··· SUPPLIED RECORDS

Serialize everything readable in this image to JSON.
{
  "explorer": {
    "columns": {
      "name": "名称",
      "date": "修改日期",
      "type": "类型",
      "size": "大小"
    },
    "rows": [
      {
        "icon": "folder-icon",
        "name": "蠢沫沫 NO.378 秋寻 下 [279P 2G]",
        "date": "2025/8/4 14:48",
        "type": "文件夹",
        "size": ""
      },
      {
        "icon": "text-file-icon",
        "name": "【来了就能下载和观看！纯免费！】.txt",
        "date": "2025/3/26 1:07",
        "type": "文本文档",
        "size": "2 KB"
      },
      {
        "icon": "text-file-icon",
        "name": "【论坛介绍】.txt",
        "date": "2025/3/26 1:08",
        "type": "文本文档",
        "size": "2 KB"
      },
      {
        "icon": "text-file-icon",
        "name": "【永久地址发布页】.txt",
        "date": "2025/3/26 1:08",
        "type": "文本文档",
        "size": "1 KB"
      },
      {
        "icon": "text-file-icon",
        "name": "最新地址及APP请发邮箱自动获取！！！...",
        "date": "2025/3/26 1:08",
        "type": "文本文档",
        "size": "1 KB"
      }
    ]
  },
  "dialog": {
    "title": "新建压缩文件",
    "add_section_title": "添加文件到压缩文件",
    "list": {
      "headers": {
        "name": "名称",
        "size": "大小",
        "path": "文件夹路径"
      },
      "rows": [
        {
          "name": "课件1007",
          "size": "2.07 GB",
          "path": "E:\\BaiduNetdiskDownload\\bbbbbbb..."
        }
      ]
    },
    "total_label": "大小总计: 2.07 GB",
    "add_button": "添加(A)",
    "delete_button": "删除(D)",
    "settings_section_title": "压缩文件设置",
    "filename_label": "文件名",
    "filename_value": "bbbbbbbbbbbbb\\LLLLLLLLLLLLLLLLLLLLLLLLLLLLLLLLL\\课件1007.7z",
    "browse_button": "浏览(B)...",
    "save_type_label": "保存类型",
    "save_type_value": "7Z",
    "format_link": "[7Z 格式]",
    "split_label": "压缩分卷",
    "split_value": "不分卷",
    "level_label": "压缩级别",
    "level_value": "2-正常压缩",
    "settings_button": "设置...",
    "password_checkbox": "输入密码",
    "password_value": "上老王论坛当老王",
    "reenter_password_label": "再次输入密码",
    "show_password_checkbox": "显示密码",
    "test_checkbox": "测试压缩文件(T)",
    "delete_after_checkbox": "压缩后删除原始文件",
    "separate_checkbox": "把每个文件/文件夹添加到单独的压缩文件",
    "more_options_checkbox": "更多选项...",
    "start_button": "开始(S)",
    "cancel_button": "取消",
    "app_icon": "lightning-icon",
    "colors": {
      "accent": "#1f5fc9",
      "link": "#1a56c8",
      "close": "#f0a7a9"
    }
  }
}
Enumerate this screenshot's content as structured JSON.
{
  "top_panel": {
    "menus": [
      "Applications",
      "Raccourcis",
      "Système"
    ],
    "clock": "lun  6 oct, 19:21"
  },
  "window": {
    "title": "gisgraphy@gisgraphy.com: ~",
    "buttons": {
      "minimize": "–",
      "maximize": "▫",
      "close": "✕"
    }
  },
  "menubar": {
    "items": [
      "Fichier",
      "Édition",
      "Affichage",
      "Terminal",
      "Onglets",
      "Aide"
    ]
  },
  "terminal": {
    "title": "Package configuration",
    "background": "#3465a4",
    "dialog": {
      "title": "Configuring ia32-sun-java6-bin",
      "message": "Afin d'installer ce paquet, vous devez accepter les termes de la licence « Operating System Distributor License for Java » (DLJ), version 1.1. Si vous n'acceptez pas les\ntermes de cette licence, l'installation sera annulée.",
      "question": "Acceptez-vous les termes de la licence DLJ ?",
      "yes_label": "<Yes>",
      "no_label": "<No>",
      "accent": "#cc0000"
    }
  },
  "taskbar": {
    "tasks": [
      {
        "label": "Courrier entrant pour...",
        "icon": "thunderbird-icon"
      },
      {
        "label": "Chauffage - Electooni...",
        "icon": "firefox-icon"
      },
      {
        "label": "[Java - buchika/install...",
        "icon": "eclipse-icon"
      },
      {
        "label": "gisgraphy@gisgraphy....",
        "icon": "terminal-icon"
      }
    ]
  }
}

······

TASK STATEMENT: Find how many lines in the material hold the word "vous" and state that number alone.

EXERCISE RESPONSE: 2